- **TRY IT**
Skip the pictures. Quote every line below, exactly, from the one with "Decode this image" through the final line.
━━━━━ TASK INPUTS
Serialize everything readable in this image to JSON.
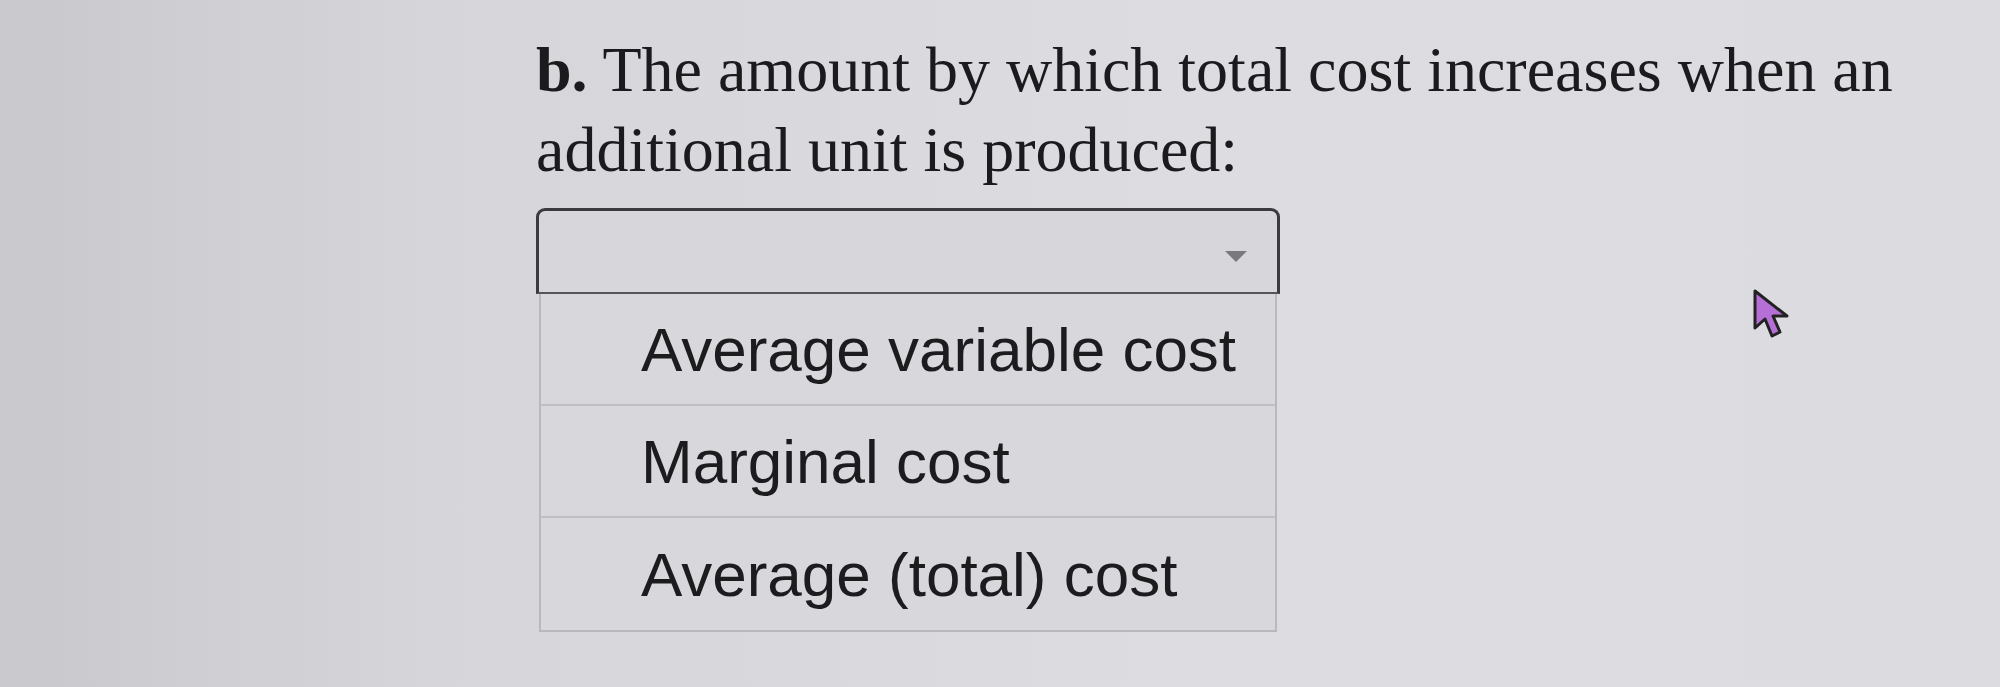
{
  "question": {
    "text": "**b.** The amount by which total cost increases when an additional unit is produced:"
  },
  "dropdown": {
    "expanded": true,
    "options": [
      {
        "label": "Average variable cost",
        "selected": false
      },
      {
        "label": "Marginal cost",
        "selected": false
      },
      {
        "label": "Average (total) cost",
        "selected": false
      }
    ]
  }
}
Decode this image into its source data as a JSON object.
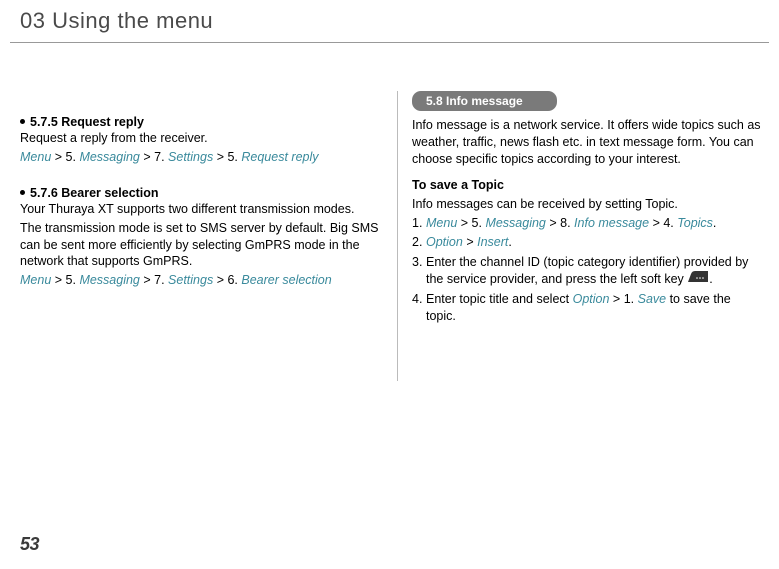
{
  "chapter_title": "03 Using the menu",
  "page_number": "53",
  "left": {
    "s575": {
      "heading": "5.7.5  Request reply",
      "text": "Request a reply from the receiver.",
      "path": {
        "p1": "Menu",
        "s1": " > 5. ",
        "p2": "Messaging",
        "s2": " > 7. ",
        "p3": "Settings",
        "s3": " > 5. ",
        "p4": "Request reply"
      }
    },
    "s576": {
      "heading": "5.7.6  Bearer selection",
      "text1": "Your Thuraya XT supports two different transmission modes.",
      "text2": "The transmission mode is set to SMS server by default. Big SMS can be sent more efficiently by selecting GmPRS mode in the network that supports GmPRS.",
      "path": {
        "p1": "Menu",
        "s1": " > 5. ",
        "p2": "Messaging",
        "s2": " > 7. ",
        "p3": "Settings",
        "s3": " > 6. ",
        "p4": "Bearer selection"
      }
    }
  },
  "right": {
    "pill": "5.8  Info message",
    "intro": "Info message is a network service. It offers wide topics such as weather, traffic, news flash etc. in text message form. You can choose specific topics according to your interest.",
    "save_heading": "To save a Topic",
    "save_intro": "Info messages can be received by setting Topic.",
    "step1": {
      "n": "1.",
      "p1": "Menu",
      "s1": " > 5. ",
      "p2": "Messaging",
      "s2": " > 8. ",
      "p3": "Info message",
      "s3": " > 4. ",
      "p4": "Topics",
      "tail": "."
    },
    "step2": {
      "n": "2.",
      "p1": "Option",
      "s1": " > ",
      "p2": "Insert",
      "tail": "."
    },
    "step3": {
      "n": "3.",
      "text_a": "Enter the channel ID (topic category identifier) provided by the service provider, and press the left soft key ",
      "text_b": "."
    },
    "step4": {
      "n": "4.",
      "text_a": "Enter topic title and select ",
      "p1": "Option",
      "s1": " > 1. ",
      "p2": "Save",
      "text_b": " to save the topic."
    }
  }
}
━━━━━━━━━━
- **FINISHED EXERCISE**
Decode this image into its source data as a JSON object.
{
  "chapter_title": "03 Using the menu",
  "page_number": "53",
  "left": {
    "s575": {
      "heading": "5.7.5  Request reply",
      "text": "Request a reply from the receiver.",
      "path": {
        "p1": "Menu",
        "s1": " > 5. ",
        "p2": "Messaging",
        "s2": " > 7. ",
        "p3": "Settings",
        "s3": " > 5. ",
        "p4": "Request reply"
      }
    },
    "s576": {
      "heading": "5.7.6  Bearer selection",
      "text1": "Your Thuraya XT supports two different transmission modes.",
      "text2": "The transmission mode is set to SMS server by default. Big SMS can be sent more efficiently by selecting GmPRS mode in the network that supports GmPRS.",
      "path": {
        "p1": "Menu",
        "s1": " > 5. ",
        "p2": "Messaging",
        "s2": " > 7. ",
        "p3": "Settings",
        "s3": " > 6. ",
        "p4": "Bearer selection"
      }
    }
  },
  "right": {
    "pill": "5.8  Info message",
    "intro": "Info message is a network service. It offers wide topics such as weather, traffic, news flash etc. in text message form. You can choose specific topics according to your interest.",
    "save_heading": "To save a Topic",
    "save_intro": "Info messages can be received by setting Topic.",
    "step1": {
      "n": "1.",
      "p1": "Menu",
      "s1": " > 5. ",
      "p2": "Messaging",
      "s2": " > 8. ",
      "p3": "Info message",
      "s3": " > 4. ",
      "p4": "Topics",
      "tail": "."
    },
    "step2": {
      "n": "2.",
      "p1": "Option",
      "s1": " > ",
      "p2": "Insert",
      "tail": "."
    },
    "step3": {
      "n": "3.",
      "text_a": "Enter the channel ID (topic category identifier) provided by the service provider, and press the left soft key ",
      "text_b": "."
    },
    "step4": {
      "n": "4.",
      "text_a": "Enter topic title and select ",
      "p1": "Option",
      "s1": " > 1. ",
      "p2": "Save",
      "text_b": " to save the topic."
    }
  }
}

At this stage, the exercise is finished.